Recorded information:

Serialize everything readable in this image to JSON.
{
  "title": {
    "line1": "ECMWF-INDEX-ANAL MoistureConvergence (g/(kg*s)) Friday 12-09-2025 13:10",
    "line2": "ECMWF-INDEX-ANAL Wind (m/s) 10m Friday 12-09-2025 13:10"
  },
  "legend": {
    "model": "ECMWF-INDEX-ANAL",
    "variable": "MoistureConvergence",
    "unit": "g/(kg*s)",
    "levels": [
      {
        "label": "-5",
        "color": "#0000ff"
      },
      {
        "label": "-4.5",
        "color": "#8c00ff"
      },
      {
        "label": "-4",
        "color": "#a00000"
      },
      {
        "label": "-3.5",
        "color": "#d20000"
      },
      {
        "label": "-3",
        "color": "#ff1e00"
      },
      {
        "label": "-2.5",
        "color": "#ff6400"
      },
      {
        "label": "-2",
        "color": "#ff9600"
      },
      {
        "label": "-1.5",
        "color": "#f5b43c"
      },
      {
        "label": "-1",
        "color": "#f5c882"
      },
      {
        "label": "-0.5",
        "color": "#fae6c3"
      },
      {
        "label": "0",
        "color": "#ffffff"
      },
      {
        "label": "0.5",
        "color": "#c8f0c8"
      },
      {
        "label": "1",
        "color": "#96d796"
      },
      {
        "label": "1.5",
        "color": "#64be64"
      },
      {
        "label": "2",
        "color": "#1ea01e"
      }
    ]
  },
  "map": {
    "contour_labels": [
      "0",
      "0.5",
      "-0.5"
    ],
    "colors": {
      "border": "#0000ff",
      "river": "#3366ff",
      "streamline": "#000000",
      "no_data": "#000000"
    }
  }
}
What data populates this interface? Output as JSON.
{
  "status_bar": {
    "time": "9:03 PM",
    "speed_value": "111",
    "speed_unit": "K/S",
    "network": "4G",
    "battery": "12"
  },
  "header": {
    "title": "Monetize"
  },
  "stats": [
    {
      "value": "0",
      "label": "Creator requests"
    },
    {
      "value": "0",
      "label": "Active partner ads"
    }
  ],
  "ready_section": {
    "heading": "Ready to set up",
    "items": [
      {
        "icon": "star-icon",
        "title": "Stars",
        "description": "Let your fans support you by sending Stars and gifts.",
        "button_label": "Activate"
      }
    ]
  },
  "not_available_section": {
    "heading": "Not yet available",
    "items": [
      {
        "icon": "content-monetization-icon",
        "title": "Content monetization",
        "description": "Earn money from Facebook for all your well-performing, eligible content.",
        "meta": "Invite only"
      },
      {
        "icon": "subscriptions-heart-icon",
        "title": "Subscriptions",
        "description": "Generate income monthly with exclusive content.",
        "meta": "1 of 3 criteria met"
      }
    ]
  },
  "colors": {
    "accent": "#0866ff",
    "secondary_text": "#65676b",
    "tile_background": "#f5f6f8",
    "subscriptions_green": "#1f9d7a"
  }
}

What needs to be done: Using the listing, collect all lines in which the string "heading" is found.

Result below:
    "heading": "Ready to set up",
    "heading": "Not yet available",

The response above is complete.